Canon will release its first RF-mount tilt-shift lenses within the next year, claims Canon Rumors. What’s more, these will “be the first tilt-shift lenses with autofocus.”
At the time of writing, Canon offers a number of tilt-shift lenses for its DSLR lineup, including the 17mm f/4L, the 24mm f/3.5L II, and the 90mm f/2.8L Macro. But all of Canon’s TS lenses are manual focus only, and Canon has not yet produced a tilt-shift option for mirrorless shooters.
If the rumors are right, Canon will release two wide-angle TS lenses:
- A 14mm f/4L lens
- A 24mm f/3.5L lens

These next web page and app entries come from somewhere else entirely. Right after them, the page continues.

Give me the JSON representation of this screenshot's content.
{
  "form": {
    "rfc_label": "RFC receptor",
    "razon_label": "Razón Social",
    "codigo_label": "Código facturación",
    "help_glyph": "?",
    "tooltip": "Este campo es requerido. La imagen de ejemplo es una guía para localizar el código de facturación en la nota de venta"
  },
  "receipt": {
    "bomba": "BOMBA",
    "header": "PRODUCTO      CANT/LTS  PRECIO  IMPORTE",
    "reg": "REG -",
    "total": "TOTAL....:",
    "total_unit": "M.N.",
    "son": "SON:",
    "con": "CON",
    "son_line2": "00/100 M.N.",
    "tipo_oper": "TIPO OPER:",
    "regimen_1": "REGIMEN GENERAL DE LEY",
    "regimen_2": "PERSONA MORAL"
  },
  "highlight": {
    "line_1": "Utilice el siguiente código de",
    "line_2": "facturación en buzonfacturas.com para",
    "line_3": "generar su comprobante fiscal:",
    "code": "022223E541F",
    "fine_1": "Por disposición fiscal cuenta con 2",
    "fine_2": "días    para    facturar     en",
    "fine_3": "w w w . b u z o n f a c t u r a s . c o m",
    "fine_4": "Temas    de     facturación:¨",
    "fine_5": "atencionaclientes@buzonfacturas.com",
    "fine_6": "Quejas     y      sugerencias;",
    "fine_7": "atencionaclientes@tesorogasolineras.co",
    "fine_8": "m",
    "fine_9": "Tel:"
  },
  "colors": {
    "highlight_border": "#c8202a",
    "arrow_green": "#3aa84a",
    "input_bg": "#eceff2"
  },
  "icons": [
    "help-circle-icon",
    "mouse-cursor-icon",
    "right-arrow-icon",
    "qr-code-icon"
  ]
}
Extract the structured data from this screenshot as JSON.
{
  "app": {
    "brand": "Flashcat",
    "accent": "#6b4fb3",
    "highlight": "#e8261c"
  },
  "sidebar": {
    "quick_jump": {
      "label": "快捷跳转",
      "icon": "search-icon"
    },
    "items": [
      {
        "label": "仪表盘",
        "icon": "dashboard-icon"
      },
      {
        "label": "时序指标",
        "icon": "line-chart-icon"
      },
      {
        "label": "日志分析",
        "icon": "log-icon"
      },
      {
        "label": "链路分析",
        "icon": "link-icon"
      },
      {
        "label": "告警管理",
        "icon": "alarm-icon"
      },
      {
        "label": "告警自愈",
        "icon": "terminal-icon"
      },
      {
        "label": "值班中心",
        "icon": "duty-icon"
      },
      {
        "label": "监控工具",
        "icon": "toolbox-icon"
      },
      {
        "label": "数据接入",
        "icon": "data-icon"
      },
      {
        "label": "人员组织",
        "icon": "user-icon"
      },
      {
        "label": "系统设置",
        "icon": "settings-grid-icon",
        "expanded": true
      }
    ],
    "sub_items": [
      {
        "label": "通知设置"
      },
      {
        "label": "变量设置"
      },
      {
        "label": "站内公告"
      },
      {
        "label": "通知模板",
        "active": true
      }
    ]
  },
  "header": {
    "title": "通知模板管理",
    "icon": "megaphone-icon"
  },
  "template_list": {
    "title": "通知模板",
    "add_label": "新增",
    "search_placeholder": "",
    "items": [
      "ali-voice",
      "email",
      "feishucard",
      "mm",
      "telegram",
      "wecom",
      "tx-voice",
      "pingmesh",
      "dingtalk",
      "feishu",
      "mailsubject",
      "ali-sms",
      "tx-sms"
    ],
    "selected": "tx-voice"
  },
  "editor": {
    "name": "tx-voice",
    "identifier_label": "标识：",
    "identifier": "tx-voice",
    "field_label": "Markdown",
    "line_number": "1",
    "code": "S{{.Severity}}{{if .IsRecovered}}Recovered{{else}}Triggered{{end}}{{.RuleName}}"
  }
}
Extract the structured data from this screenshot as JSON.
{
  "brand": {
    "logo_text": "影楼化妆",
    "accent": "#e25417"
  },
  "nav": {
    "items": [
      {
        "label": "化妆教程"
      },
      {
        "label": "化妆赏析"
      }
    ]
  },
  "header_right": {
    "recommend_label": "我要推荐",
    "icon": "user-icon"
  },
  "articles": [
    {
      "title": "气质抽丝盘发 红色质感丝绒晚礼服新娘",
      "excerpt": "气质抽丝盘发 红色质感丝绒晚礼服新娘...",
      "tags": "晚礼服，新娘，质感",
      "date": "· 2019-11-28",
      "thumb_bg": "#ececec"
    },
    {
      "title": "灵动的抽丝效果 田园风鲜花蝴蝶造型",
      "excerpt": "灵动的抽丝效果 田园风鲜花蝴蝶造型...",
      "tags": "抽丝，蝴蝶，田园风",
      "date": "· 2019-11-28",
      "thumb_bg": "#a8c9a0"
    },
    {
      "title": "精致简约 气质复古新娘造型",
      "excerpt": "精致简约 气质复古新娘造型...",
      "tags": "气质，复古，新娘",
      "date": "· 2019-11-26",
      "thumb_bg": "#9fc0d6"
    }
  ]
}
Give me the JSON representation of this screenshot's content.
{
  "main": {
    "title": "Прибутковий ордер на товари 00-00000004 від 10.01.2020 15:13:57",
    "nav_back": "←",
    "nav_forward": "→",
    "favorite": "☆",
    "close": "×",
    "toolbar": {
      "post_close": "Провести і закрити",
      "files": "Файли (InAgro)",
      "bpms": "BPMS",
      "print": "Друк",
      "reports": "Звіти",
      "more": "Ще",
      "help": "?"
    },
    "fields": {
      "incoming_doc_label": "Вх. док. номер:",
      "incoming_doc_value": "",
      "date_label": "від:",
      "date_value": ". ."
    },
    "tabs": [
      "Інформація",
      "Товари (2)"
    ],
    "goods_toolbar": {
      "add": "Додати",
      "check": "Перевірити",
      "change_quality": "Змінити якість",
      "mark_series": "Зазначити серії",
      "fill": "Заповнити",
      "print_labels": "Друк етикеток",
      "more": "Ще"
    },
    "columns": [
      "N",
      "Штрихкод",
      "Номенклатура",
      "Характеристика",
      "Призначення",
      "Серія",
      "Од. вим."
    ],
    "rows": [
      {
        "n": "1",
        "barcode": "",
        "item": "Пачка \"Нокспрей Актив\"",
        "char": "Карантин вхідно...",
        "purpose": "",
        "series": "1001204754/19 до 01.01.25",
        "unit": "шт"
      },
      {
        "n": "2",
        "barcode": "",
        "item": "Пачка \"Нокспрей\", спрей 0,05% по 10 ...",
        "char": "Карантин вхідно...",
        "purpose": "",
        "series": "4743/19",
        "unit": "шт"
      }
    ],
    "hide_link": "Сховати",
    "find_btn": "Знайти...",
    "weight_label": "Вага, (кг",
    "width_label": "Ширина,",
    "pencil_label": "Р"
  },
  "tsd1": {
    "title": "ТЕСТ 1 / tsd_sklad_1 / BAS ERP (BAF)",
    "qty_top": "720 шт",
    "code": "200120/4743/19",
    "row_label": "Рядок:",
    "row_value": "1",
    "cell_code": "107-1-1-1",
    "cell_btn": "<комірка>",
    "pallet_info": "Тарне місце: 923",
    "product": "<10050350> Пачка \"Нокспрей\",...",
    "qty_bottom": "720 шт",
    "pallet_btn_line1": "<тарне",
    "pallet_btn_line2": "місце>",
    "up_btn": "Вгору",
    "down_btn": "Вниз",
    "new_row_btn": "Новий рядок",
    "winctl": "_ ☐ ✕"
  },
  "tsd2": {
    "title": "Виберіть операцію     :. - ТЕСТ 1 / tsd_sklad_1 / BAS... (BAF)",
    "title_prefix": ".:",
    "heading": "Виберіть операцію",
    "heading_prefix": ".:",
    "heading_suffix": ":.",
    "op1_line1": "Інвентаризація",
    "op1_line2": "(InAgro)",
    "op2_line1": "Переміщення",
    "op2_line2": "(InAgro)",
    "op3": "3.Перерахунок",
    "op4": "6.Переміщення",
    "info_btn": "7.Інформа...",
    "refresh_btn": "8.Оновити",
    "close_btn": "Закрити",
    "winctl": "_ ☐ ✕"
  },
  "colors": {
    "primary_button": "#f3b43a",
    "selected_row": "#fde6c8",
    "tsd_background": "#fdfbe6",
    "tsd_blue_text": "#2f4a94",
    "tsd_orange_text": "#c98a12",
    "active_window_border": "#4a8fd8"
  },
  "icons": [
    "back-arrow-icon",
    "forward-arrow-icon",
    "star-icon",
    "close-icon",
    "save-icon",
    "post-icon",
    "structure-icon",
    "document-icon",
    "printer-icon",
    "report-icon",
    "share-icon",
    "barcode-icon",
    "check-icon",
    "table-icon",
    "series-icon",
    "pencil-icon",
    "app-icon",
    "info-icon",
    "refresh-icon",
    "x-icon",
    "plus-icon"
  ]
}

The 14mm f/4L lens should be perfect for ultra-wide landscape photography; with a 14mm focal length, you gain the expansive field of view that’s especially popular among pro landscape photographers. It’s a perspective that cannot be matched by Canon’s current tilt-shift offerings (Canon’s widest TS lens is the aforementioned 17mm f/4L, followed by the 24mm f/3.5L II).
The 24mm f/3.5L, while perhaps less groundbreaking, offers a “standard” wide-angle perspective. It’ll undoubtedly excel when shooting landscapes, architecture, and even environmental portraits, either as a conventional lens or with the tilt-shift effects applied.
But what’s the value of a tilt-shift lens?
Lenses featuring tilt-shift capabilities allow you to address certain problems posed by architecture and landscape photography (though the TS effect is also just cool!). Specifically, tilting the lens adjusts the plane of focus. You can use this to produce a “miniature” effect, where all the elements look small and human-made – or you can use it to keep certain elements in focus while blurring out other elements.
So a landscape photographer might use the tilt effect to keep an entire scene in focus from front to back, even with a shallow depth of field. And a portrait photographer might use the tilt effect to creatively blur out all but the subject’s face.
You can also shift the lens; this essentially lets you choose a vantage point off to the side of your camera, but without having to move the camera body. It’s invaluable for architectural photography, where shifting the lens upward prevents unwanted distortion. You can also use the shift effect when capturing panoramas in landscape photography (it makes for beautiful, easily stitched results!).
Currently, Canon’s tilt-shift lenses are relatively expensive, and I doubt this RF-mount glass will break the mold, especially given the added autofocus capabilities. But we’ll ultimately have to wait and see; Canon Rumors suggests a “first half of 2022” announcement (one that should, incidentally, come “alongside a high-megapixel camera”).
So keep an eye out for more information. And if you’re thinking about purchasing a tilt-shift lens, you might want to hold off until these RF-mount options have been unveiled.
Now over to you:
What do you think of Canon’s potential tilt-shift lenses? Would you be interested? What draws you toward tilt-shift glass? Share your thoughts in the comments below!